Katie Snipes Lancaster

Psalm 56 (from Robert Altar’s 2007 translation)
Grant me grace, God,
for a man tramples me,
all day long the assailant does press me.
My attackers trample me all day long,
for many assail me, O High One.
When I fear, I trust in you, in God,
Whose word I praise, in God I trust, I shall not fear.
What can flesh do to me?

An Opening Word
We just watched this six part 2020 Beatles documentary called “McCartney 3, 2, 1,” a project that was filmed during the pandemic, with Paul McCartney and Rick Ruben so clearly trying to keep six feet distance while dancing to Sergeant Pepper. Paul recounts the early days of writing songs with John, and at one point he suggests that his song lyrics were simple because in those days, you just had to remember them. No one carried a recording device in their pockets like we do now. (Okay Paul, I see your point, but you could just carry around a little notebook for your lyrics.) Without being able to read music, Paul did have to set it all to memory.

Similarly Psalm 56 feels like an in-the-moment poem, one written mid-trampling maybe? Then set to memory and then written down later after the fact. It is evocative in that way: I immediately pictured the Psalmist in the mud with a boot to his cheek. If Psalm 56 were made into a film, there would be a montage of footage, with the attackers trampling “all day long.” In some way then, the first verse should clue us into the fact that this writer ultimately was saved, for otherwise their words would never have made it to the page. The very fact of this Psalm means there was rescue and a return to life, safe and renewed.

Today’s mystic is Mother Teresa, a mystic maybe first and foremost because of her long, dark periods experiencing divine absence that were revealed when her personal journals were published a decade or more after her death.
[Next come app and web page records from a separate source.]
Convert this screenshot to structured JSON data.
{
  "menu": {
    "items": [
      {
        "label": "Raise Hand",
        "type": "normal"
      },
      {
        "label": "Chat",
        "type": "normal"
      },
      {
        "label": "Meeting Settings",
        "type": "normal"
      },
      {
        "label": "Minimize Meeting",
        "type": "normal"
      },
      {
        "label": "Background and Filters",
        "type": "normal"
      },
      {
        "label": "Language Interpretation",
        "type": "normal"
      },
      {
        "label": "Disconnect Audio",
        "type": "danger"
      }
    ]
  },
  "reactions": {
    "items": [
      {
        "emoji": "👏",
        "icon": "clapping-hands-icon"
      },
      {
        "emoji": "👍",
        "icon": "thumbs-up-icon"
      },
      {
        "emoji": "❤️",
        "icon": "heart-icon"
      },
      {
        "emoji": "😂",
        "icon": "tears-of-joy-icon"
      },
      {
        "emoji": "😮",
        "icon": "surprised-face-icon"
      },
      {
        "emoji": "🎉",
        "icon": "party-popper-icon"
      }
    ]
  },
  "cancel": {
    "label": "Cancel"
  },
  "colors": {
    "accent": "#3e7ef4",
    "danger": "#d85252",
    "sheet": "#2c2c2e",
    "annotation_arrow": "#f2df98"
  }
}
One of the themes that runs through the history of Christian mysticism is this articulation of divine presence, often intensely, followed by feelings of loss and separation from God, when it seems as if God is far off, or even gone. Mother Teresa’s story is likely well-known to you: she grew up in present-day Skopje, North Macedonia, sensed a call to religious life, was trained in Ireland, and then sent by the Irish Sisters of Loreto to India where she first spent time as a school teacher, only to feel an even deeper, more urgent call to serving the poor, and the poorest of the poor.

Her words below came from one of her weekly newsletters to her sisters in 1992. She often articulates, with similar confidence, this full surrender and reliance on Jesus, an almost cyclical, recurrent submission to the one in whom we live and move and have our being.

Prayer from the Mystics: Mother Teresa (1910–1997)
One thing Jesus asks of me;
that I lean upon Him;
that in Him and Him alone I put complete trust;
that I surrender myself to him unreservedly.
May we lean on Jesus, in the way of Mother Teresa. Amen.